### EXERCISE OBJECTIVE
Only lines that contain the word "BTCUSD" are to be returned from the data below.

### Web page and app entries
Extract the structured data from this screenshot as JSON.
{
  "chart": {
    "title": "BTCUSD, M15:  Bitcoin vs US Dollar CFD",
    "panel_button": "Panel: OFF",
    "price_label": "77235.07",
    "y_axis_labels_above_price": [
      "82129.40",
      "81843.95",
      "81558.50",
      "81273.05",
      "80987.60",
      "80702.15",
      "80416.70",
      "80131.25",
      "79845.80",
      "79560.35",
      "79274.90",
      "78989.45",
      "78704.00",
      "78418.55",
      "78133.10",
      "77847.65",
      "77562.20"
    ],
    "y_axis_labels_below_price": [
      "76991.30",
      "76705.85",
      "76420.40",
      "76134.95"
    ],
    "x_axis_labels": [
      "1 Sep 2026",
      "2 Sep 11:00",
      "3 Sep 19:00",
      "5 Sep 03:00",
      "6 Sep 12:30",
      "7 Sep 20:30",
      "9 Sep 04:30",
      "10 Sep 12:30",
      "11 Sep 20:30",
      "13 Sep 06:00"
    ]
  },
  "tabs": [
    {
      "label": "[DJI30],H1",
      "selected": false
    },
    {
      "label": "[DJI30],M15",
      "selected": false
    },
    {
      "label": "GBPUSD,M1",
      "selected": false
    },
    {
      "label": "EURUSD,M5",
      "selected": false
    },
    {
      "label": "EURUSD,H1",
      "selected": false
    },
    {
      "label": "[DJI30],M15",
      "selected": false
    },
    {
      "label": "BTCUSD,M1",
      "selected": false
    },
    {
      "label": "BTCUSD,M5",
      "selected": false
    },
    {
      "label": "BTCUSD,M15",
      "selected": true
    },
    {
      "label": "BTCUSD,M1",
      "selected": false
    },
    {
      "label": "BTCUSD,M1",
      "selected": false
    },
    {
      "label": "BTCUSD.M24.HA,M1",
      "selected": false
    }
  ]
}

### TASK SOLUTION
    "title": "BTCUSD, M15:  Bitcoin vs US Dollar CFD",
      "label": "BTCUSD,M1",
      "label": "BTCUSD,M5",
      "label": "BTCUSD,M15",
      "label": "BTCUSD,M1",
      "label": "BTCUSD,M1",
      "label": "BTCUSD.M24.HA,M1",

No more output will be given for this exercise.